New Laws in effect for 2015
Scroll Below for new laws in effect for 2015.
254 Texas Courthouses
Need a Texas Courthouse? There is a pic for that.
Credit to birdshooter.smugmug.com
Wolf Inside the Chicken Coop – Visiting the DPS Crime Lab
Today DPS opened up their doors allowing us an inside look at their crime lab. In particular we were given presentations on DNA, Ballistics, Evidence Reception, Breath Alcohol and Blood Alcohol Testing, and Drug Testing. The experience was one every criminal defense attorney should undertake.
Why the method of receiving evidence is important?
A major concern with evidence of any kind, but especially biological evidence is contamination. Contamination can come from a number of sources. The receiving department has the responsibility of ensuring the integrity of the evidence has not been compromised. Compromised evidence can lead to wrongful convictions. Under the law the chain of custody must be known before any evidence is admitted into court (i.e. who handled the evidence and when did they handle it). The receiving department assists in ensuring the chain of custody is accurate and proper.
What to look for:
How was the package sealed?
- How is it taped?
- Is there evidence tape?
- Were staples used?
- Is the package torn or ripped?
- Is the package opened?
- Is there a proper chain of custody?
Trace evidence occurs when objects contact. Examples include, hairs, paint, shoe prints, fingerprints, glove prints, etc. Below are some of the machines used by DPS to attempt to reconstruct the crime scene using trace evidence.
While there has been a bit of delay for the release of the Intox9000, the anticipated release date is January 1, 2016. The Intox9000 will replace the Intox5000, which has provided breath alcohol samples since the early 80s. While there are a few new gadgets on the Intox9000, in essence it is simply a more user friendly version of the Intox5000. Meaning there are still a number of issues concerning its accuracy and reliability.
During this presentation it must be noted, when asked about the delay on the Intox9000, it was denied. Also, when asked by an individual if the Intox machines were in vehicles, the DPS employee responded they would never put one in a car. This is 100% false, as they have done just that (known as the BAT Van).
Blood Alcohol Testing
The Gas Chromatograph – Flame Ionization Detector (GC-FID) pictured below is used to qualify and quantify alcohol in blood. This machine is based on separation science. As an example, picture a sloped driveway.
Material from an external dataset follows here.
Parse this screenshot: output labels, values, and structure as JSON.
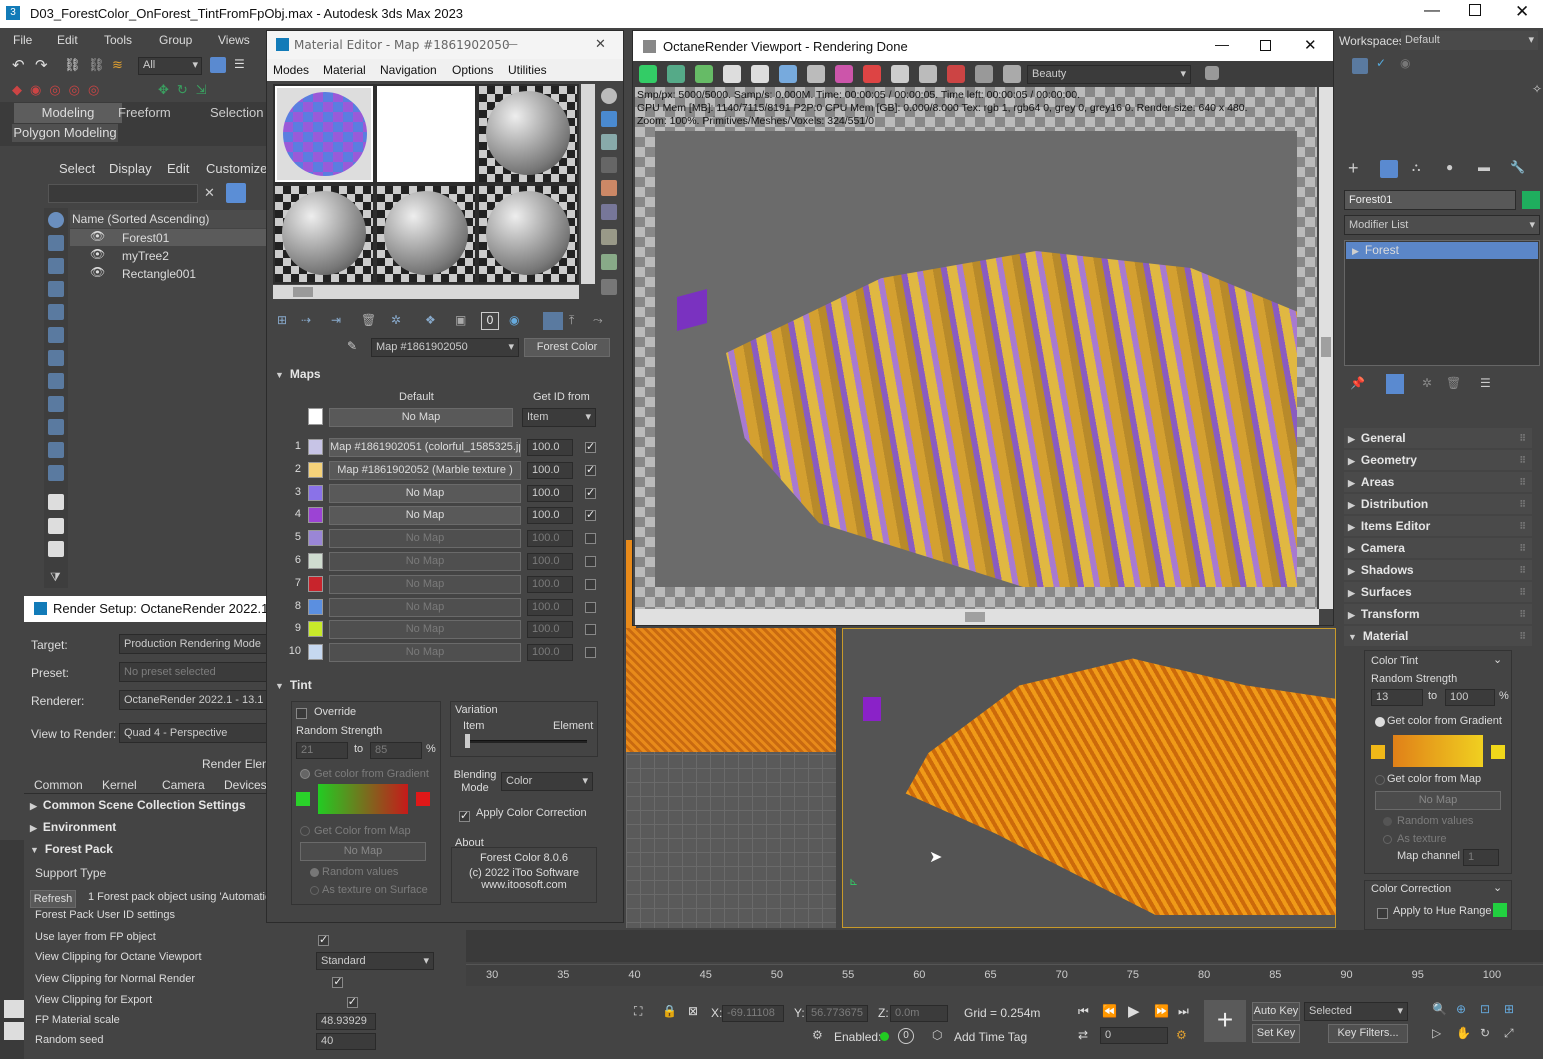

You are standing by the garage with a number of different sports balls in front of you (e.g. basketballs, footballs, soccer balls, baseballs, golf Balls, etc.). As you turn the blower on and point it towards the balls, they will begin traveling toward the bottom of the driveway. Eventually they will all reach the base of the driveway, doing so at different speeds. Think of molecules in blood as those balls. The machine is able to identify the molecules (i.e. ethanol) via the speed at which they travel through the machine. Once the molecule has been qualified (identified), it can then be quantified.
Of note: DPS employees listed on the dry erase board the highest BACs of the year. Directly in front of that board was Garriott’s Medicolwegal Aspects of Alcohol, a book written by the leading scientists regarding alcohol. The three BACs listed on the dry-erase board were all well over 0.40. When asked, “0.40? Shouldn’t the person be dead?”, the DPS employees response, “Yes, they should be.” Yet the result was considered valid and business as usual? Despite the leading scientists stating death is a real possibility at 0.30? Disturbing answer.
After a positive presumptive test. Drugs are then run through the Gas Chromatograph – Mass Spectrometry (GC-MS) for a confirmatory test. Similar to blood alcohol testing this science is based on separation.
Think gun residue, shooting distance, serial # restoration, bullet cartridges, etc.
Specifically fingerprints and bodily fluids used to obtain information on potential suspects.
While it was difficult not to turn the presentation into a colorful cross-examination, the experience was both invaluable and informative. We appreciated the opportunity to take a look inside the chicken coop.